UK Companies failing to heed security breach warnings

The Bunker has now analysed the data it collected from an approach to more than 2500 senior IT managers and directors, and has published the results in its Security Survey 2012 – and like many other surveys it suggests a continuing complacency within senior management. “Have the high profile security breaches in 2011 made your organization more aware of the need for data security?” asked The Bunker. Unsurprisingly, more than two-thirds of the respondents confirmed that they are now more aware of the need for data security. 

But despite this increased awareness, almost half then admitted that they have done nothing to increase their security measures. “Of those who did take action,” says the report, “two out of three focused on digital and IT measures, while half concentrated on physical security and people. Almost 40% of those surveyed considered at least one aspect of their security ineffective, potentially compromising other areas.”

This lack of action in combatting security mirrors an uncertainty in how to treat security – for example, there is little consensus on who should own company security. Almost 40% of companies place security as the responsibility of the IT department, meaning overall business risk management and human resource concerns will necessarily take a lower priority. In fact, more than 2% of respondents said nobody had responsibility for security. Even when all of the different directors are included, less than two-thirds of organizations nominate just one or more C Level Exec/Director as having all or some responsibility for security. More worrying, comments the report, “is the third (34.9%) of organizations where security is not a C or Director level responsibility, with the onus solely being put on employees at management level.”

The lack of consensus in how to tackle security also shows up in attitudes towards compliance and regulations. Most companies believe that regulations are a good idea, but... nearly ten percent believe the bar is set too high, nearly 20 percent think it is set too low, and nearly 15 per cent consider them to be an unnecessary distraction. Only just over one-third of respondents think they are a good idea and cover the right level of detail. Individual replies included, “Regulations are well-intended but fail to improve data security...”, “some individuals treat it as check box security...”, and “many firms pay lip service and do as little as possible.”

The inevitable conclusion of this survey is that business has not yet developed a uniform view on the importance of security, nor on how nor by whom responsibility should be taken. “Many businesses fail to give security the attention it deserves until they themselves have been the victim of a breach”, commented Peregrine Newton, The Bunker’s CEO. “Yet by this point, the impact will often already have been devastating in both reputational and financial terms.
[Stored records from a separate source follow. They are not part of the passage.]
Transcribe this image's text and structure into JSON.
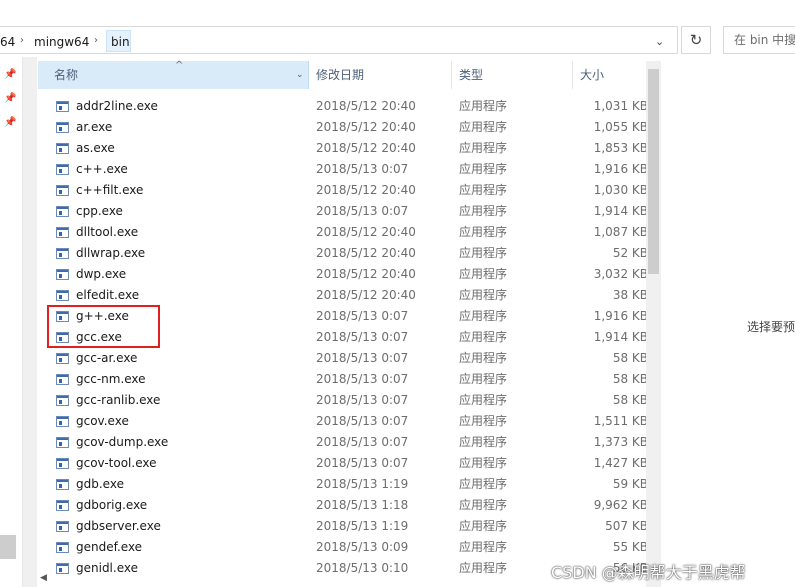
{
  "address": {
    "crumbs": [
      "64",
      "mingw64",
      "bin"
    ],
    "separator": "›",
    "dropdown_icon": "chevron-down-icon",
    "refresh_icon": "refresh-icon",
    "search_placeholder": "在 bin 中搜"
  },
  "columns": {
    "name": "名称",
    "date": "修改日期",
    "type": "类型",
    "size": "大小",
    "sort_indicator": "^",
    "name_filter_icon": "⌄"
  },
  "files": [
    {
      "name": "addr2line.exe",
      "date": "2018/5/12 20:40",
      "type": "应用程序",
      "size": "1,031 KB"
    },
    {
      "name": "ar.exe",
      "date": "2018/5/12 20:40",
      "type": "应用程序",
      "size": "1,055 KB"
    },
    {
      "name": "as.exe",
      "date": "2018/5/12 20:40",
      "type": "应用程序",
      "size": "1,853 KB"
    },
    {
      "name": "c++.exe",
      "date": "2018/5/13 0:07",
      "type": "应用程序",
      "size": "1,916 KB"
    },
    {
      "name": "c++filt.exe",
      "date": "2018/5/12 20:40",
      "type": "应用程序",
      "size": "1,030 KB"
    },
    {
      "name": "cpp.exe",
      "date": "2018/5/13 0:07",
      "type": "应用程序",
      "size": "1,914 KB"
    },
    {
      "name": "dlltool.exe",
      "date": "2018/5/12 20:40",
      "type": "应用程序",
      "size": "1,087 KB"
    },
    {
      "name": "dllwrap.exe",
      "date": "2018/5/12 20:40",
      "type": "应用程序",
      "size": "52 KB"
    },
    {
      "name": "dwp.exe",
      "date": "2018/5/12 20:40",
      "type": "应用程序",
      "size": "3,032 KB"
    },
    {
      "name": "elfedit.exe",
      "date": "2018/5/12 20:40",
      "type": "应用程序",
      "size": "38 KB"
    },
    {
      "name": "g++.exe",
      "date": "2018/5/13 0:07",
      "type": "应用程序",
      "size": "1,916 KB"
    },
    {
      "name": "gcc.exe",
      "date": "2018/5/13 0:07",
      "type": "应用程序",
      "size": "1,914 KB"
    },
    {
      "name": "gcc-ar.exe",
      "date": "2018/5/13 0:07",
      "type": "应用程序",
      "size": "58 KB"
    },
    {
      "name": "gcc-nm.exe",
      "date": "2018/5/13 0:07",
      "type": "应用程序",
      "size": "58 KB"
    },
    {
      "name": "gcc-ranlib.exe",
      "date": "2018/5/13 0:07",
      "type": "应用程序",
      "size": "58 KB"
    },
    {
      "name": "gcov.exe",
      "date": "2018/5/13 0:07",
      "type": "应用程序",
      "size": "1,511 KB"
    },
    {
      "name": "gcov-dump.exe",
      "date": "2018/5/13 0:07",
      "type": "应用程序",
      "size": "1,373 KB"
    },
    {
      "name": "gcov-tool.exe",
      "date": "2018/5/13 0:07",
      "type": "应用程序",
      "size": "1,427 KB"
    },
    {
      "name": "gdb.exe",
      "date": "2018/5/13 1:19",
      "type": "应用程序",
      "size": "59 KB"
    },
    {
      "name": "gdborig.exe",
      "date": "2018/5/13 1:18",
      "type": "应用程序",
      "size": "9,962 KB"
    },
    {
      "name": "gdbserver.exe",
      "date": "2018/5/13 1:19",
      "type": "应用程序",
      "size": "507 KB"
    },
    {
      "name": "gendef.exe",
      "date": "2018/5/13 0:09",
      "type": "应用程序",
      "size": "55 KB"
    },
    {
      "name": "genidl.exe",
      "date": "2018/5/13 0:10",
      "type": "应用程序",
      "size": "56 KB"
    }
  ],
  "preview_text": "选择要预",
  "watermark": "CSDN @森明帮大于黑虎帮",
  "colors": {
    "header_selected": "#d9ebf9",
    "highlight_border": "#e02020",
    "secondary_text": "#6d6d6d"
  }
}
In a difficult financial climate it’s imperative that organisations heed the warnings of previous well-publicised attacks on their peers.”

What’s Hot on Infosecurity Magazine?